That wept her bleeding love, and princely Clare *,
And either Henry there';
The murder'd saint, and the majestic lord
All that on Granta's fruitful plain
What is grandeur, what is power?
4 Elizabeth de Burg, Countess of Clare, was wife of John de Burg, son and heir of the Earl of Ulster, and daughter of Gilbert de Clare, Earl of Gloucester, by Joan of Acres, daughter of Edward the First. Hence the Poet gives her the epithet of princely. She founded Clare Hall.
5 Margaret of Anjou, wife of Henry the Sixth, foundress of Queen's College.
Elizabeth Widville, wife of Edward the Fourth, hence called the paler rose, as being of the house of York. She added to the foundation of Margaret of Anjou.

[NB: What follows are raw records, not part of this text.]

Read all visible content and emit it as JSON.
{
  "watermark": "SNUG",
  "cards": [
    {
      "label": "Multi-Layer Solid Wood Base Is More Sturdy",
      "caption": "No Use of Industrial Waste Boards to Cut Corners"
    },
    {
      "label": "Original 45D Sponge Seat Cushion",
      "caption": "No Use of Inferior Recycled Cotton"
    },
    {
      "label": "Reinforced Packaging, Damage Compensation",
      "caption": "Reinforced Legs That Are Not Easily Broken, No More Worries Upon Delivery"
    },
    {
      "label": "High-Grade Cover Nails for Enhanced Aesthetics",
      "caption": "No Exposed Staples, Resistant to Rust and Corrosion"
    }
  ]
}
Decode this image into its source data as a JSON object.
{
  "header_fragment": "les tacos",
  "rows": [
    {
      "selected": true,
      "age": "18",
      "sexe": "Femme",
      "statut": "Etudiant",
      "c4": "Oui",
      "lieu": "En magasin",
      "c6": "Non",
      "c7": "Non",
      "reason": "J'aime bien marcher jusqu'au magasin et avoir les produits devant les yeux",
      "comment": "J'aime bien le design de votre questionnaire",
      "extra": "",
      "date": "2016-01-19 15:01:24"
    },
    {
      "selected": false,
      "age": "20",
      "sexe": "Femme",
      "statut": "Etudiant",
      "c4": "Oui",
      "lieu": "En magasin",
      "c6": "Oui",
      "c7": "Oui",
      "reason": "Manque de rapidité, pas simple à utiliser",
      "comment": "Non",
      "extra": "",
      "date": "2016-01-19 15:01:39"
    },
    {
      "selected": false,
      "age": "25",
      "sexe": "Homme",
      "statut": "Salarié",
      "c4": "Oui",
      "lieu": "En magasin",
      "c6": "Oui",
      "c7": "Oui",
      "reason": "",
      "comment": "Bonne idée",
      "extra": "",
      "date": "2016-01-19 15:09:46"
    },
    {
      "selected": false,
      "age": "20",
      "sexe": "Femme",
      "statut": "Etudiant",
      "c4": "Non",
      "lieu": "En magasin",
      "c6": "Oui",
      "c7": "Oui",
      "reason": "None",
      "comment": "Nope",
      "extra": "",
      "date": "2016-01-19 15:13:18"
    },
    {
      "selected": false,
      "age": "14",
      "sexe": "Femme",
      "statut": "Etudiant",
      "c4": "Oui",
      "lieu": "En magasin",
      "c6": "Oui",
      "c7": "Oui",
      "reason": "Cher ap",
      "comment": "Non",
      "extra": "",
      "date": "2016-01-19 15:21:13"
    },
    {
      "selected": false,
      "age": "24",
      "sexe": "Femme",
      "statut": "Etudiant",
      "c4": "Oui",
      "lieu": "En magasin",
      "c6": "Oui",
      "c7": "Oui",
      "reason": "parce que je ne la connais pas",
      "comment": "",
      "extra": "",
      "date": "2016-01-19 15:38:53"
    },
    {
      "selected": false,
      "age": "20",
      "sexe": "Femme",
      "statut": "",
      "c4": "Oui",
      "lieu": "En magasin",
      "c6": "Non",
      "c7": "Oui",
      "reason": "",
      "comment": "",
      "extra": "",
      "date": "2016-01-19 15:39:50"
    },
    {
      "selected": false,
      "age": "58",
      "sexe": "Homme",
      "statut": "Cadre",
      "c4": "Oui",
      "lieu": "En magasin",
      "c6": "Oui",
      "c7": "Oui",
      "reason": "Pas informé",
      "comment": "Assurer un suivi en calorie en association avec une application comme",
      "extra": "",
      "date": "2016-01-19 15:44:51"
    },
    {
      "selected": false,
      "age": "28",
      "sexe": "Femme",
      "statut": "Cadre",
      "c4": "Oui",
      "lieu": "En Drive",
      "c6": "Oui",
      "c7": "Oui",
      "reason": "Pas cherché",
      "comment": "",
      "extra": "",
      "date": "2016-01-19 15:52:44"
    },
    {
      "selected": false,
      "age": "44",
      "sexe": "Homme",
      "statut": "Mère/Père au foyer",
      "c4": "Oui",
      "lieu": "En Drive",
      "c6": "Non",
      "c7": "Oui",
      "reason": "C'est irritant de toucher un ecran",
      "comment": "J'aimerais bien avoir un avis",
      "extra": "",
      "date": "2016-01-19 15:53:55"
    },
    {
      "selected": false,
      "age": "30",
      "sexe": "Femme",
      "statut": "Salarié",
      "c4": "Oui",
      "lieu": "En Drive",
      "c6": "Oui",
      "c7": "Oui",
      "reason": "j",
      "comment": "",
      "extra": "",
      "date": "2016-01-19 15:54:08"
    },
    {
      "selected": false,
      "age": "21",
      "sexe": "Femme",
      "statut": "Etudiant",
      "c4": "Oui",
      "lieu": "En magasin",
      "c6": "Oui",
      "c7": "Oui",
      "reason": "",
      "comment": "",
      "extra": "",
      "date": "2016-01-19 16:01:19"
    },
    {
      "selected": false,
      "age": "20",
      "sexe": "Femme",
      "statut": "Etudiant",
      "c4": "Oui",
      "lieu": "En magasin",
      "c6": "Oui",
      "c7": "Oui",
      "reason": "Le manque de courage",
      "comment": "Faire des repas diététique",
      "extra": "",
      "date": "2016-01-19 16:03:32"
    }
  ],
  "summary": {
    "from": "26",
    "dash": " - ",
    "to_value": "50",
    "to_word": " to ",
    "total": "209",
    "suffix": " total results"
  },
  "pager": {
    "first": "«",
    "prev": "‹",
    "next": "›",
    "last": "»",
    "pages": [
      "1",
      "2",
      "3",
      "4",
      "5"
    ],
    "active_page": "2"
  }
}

6 Henry the Sixth and Eighth. The former the founder of King's, the latter the greatest benefactor to Trinity, College.
Sweet is the breath of vernal shower,
Foremost and leaning from her golden cloud
The venerable Margaret see ?! • Welcome, my noble son (she cries aloud),
To this, thy kindred train, and me:
• Thy liberal heart, thy judging eye,
RECITATIVE. • Lo, Granta waits to lead her blooming band,
Not obvious, not obtrusive, she
Nor dares with courtly tongue refined
She reveres herself and thee.
? Countess of Richmond and Derby: the mother of Henry the Seventh, foundress of St. John's and Christ's Colleges.
8 The Countess was a Beaufort, and married to a Tudor : hence the application of this line to the Duke of Grafton, who claims descent from both these families.
With modest pride to grace thy youthful brow, The laureate wreath that Cecil wore she brings,
And to thy just, thy gentle hand,
Submits the fasces of her sway, While spirits bless'd above, and men below Join with glad voice the loud symphonious lay.
• Through the wild waves as they roar, With watchful eye and dauntless mien
Thy steady course of honour keep, Nor fear the rocks, nor seek the shore:
The Star of Brunswick smiles serene, And gilds the horrors of the deep.'
9 Lord Treasurer Burleigh was Chancellor of the University in the reign of Queen Elizabeth.